Thus, the context is that Jonah was angry at God for not destroying Nineveh. Verse one says, "But it displeased Jonah..." The "it" clearly refers to God's relenting from the disaster that He had said He would bring upon them. Verse three says, "...was not this what I said..." where "this" clearly refers to the same thing as "it" -- that God had spared the city.
Then the verse also explains what Jonah had said. Jonah says in verse 3 (paraphrased)
Didn't I say this before? That's why I ran away. For...
Thus, the reason he gives is what he asks if he had said, "I know that You are a gravious and merciful God, slow to anger and abundant in lovingkindness, One who relents from doing harm."
Therefore, the first question which the book claims is not rhetorical is indeed rhetorical.
The second question is by God: "Is it right for you to be angry?" It sounds rhetorical, but it isn't (according to the book) because it is answered. That is, Jonah at first doesn't answer God. However, God asks the question again in verse 9 (only referring to the plant now instead of God's mercy). Since Jonah answers, the question can't be rhetorical. Since the two questions are similar (and thus the same), neither question is rhetorical.
"Don't you want to see the movie?" asked John.
"Of course I do," answered Peter.
See, rhetorical questions can't have answers... or can they? Look again at verse 9
Then God said to Jonah, "Is it right for you to be angry about the plant?" And he said, "It is right for me to be angry, even to death!"
The answer to the rhetorical question that God asks is, "No, it is not right." But Jonah, in his anger says, "Yes", and says it rather strongly. God isn't asking Jonah the question to get an answer. It is a rhetorical question. Jonah says, "Yes," and God says, "Wrong answer."
"Don't you think you should say sorry?" asked John.
"No, I have a right to be mad!" insisted Peter.
"But you are the one in the wrong, Peter," replied John.
The final question in the chapter is the question in question (pun intended):
You have had pity on the plant... and should I not pity Nineveh...?
Their claim that it is not a rhetorical question is based upon the fact that none of the other so-called rhetorical questions are rhetorical. However, that is a false claim.
The interpretation of Jonah given in the book is:
Repentance is important but is not everything. God is merciful and just. "From this perspective, Jonah was absolutely wrong in imagining JHWH as a deity who cannot be expected to carry out a massive destruction of human (and animal) life".
However, Jonah should have known well of how God destroyed the first born of every child in Egypt, wiped out cities in the Israelite conquest of Canaan, and even destroyed many Israelites in the rebellion of Korah, when the fiery serpents came, and in the book of Judges when the Israelites continuously rebelled.
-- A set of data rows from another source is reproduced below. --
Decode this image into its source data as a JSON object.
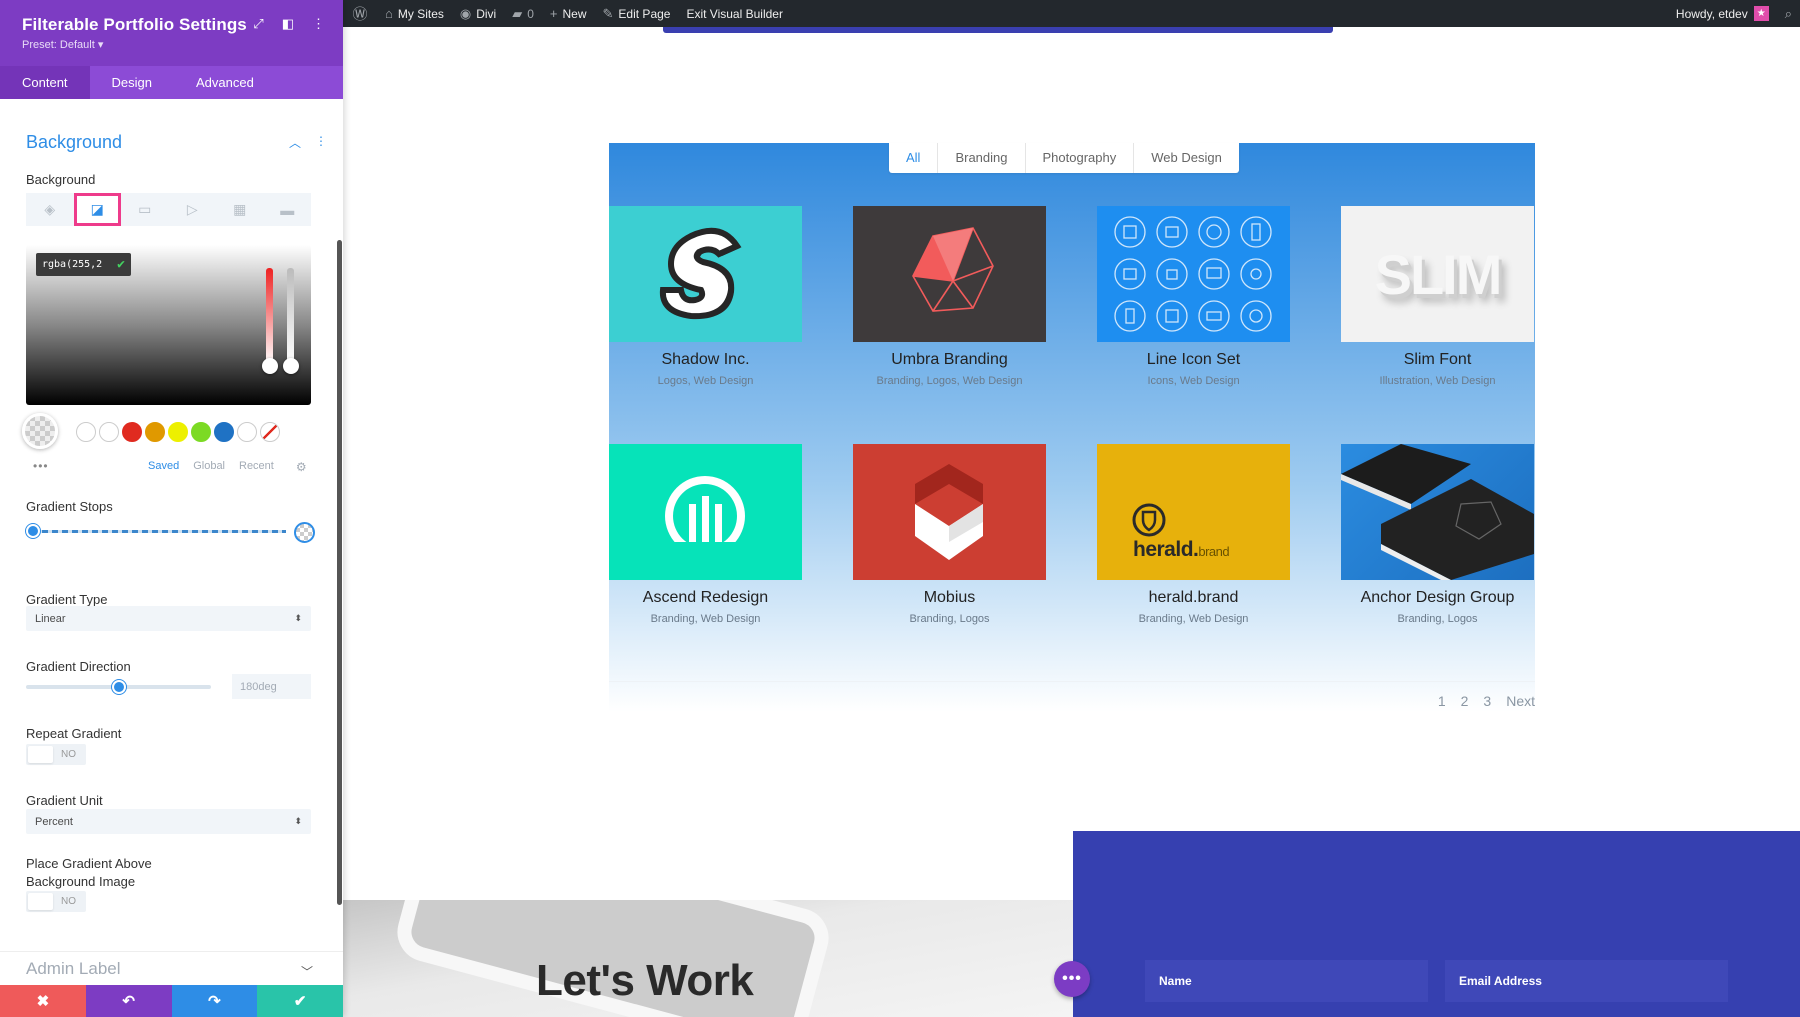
{
  "admin_bar": {
    "my_sites": "My Sites",
    "divi": "Divi",
    "comments": "0",
    "new": "New",
    "edit_page": "Edit Page",
    "exit_builder": "Exit Visual Builder",
    "howdy": "Howdy, etdev"
  },
  "panel": {
    "title": "Filterable Portfolio Settings",
    "preset": "Preset: Default ▾",
    "tabs": [
      "Content",
      "Design",
      "Advanced"
    ],
    "active_tab": "Content",
    "section_title": "Background",
    "background_label": "Background",
    "color_value": "rgba(255,2",
    "swatch_colors": [
      "#ffffff",
      "#ffffff",
      "#e02b20",
      "#e09900",
      "#edf000",
      "#7cda24",
      "#1f72c4",
      "#ffffff"
    ],
    "swatch_tabs": [
      "Saved",
      "Global",
      "Recent"
    ],
    "gradient_stops_label": "Gradient Stops",
    "gradient_type_label": "Gradient Type",
    "gradient_type_value": "Linear",
    "gradient_direction_label": "Gradient Direction",
    "gradient_direction_value": "180deg",
    "gradient_direction_fraction": 0.5,
    "repeat_gradient_label": "Repeat Gradient",
    "repeat_gradient_value": "NO",
    "gradient_unit_label": "Gradient Unit",
    "gradient_unit_value": "Percent",
    "place_above_label_1": "Place Gradient Above",
    "place_above_label_2": "Background Image",
    "place_above_value": "NO",
    "admin_label": "Admin Label",
    "colors": {
      "accent": "#2e8de6",
      "header": "#7d3cc3",
      "highlight": "#ee3b8b",
      "cancel": "#ef5a5a",
      "undo": "#7d3cc3",
      "redo": "#2e8de6",
      "save": "#29c4a9"
    }
  },
  "portfolio": {
    "filters": [
      "All",
      "Branding",
      "Photography",
      "Web Design"
    ],
    "active_filter": "All",
    "items": [
      {
        "name": "Shadow Inc.",
        "cats": "Logos, Web Design",
        "color": "#3ccfd2"
      },
      {
        "name": "Umbra Branding",
        "cats": "Branding, Logos, Web Design",
        "color": "#3e3a3b"
      },
      {
        "name": "Line Icon Set",
        "cats": "Icons, Web Design",
        "color": "#1e8ef0"
      },
      {
        "name": "Slim Font",
        "cats": "Illustration, Web Design",
        "color": "#f2f2f2"
      },
      {
        "name": "Ascend Redesign",
        "cats": "Branding, Web Design",
        "color": "#06e3b9"
      },
      {
        "name": "Mobius",
        "cats": "Branding, Logos",
        "color": "#cc3e32"
      },
      {
        "name": "herald.brand",
        "cats": "Branding, Web Design",
        "color": "#e7b10c"
      },
      {
        "name": "Anchor Design Group",
        "cats": "Branding, Logos",
        "color": "#2a2f36"
      }
    ],
    "slim_text": "SLIM",
    "herald_main": "herald.",
    "herald_sub": "brand",
    "pagination": [
      "1",
      "2",
      "3",
      "Next"
    ]
  },
  "footer_section": {
    "lets_work": "Let's Work",
    "name_placeholder": "Name",
    "email_placeholder": "Email Address"
  }
}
It's interesting how the book goes on to say
Nineveh was indeed destroyed, as were Sodom [and] Gomorrah.
It's funny how the author seems to forget that God himself said in Genesis 18:32
...I will not destroy [Sodom and Gomorrah] for the sake of ten [righteous people in it].
There is one big difference between Sodom and Gomorrah and Nineveh. No one was righteous in Sodom and Gomorrah, but everyone repented in Nineveh. One could argue that repentance doesn't mean righteousness. But notice how God says in Jonah 4:11, "[The Ninevites] cannot discern between their fight hand and their left," that is, they didn't know right from wrong. When they did learn right from wrong (by Jonah telling them that God would destroy them), they repented and turned from their unrighteousness.
The next argument in the book is that God's sparing Nineveh wouldn't have been just. But what law required that they be killed then? The law of sin and death, which applies to all humans, requires death for the sins of the Ninevites, and they did eventually die. What Justice is not served in the case of the Ninevites. If any of them did not face the second death, then the death of Jesus was the punishment for their sins, as it was for the Israelites (Hebrews 10:4). No Justice is contradicted here.
I didn't finish reading the book, so if you have any more questions about it, please let me know. Sorry for the super long answer :P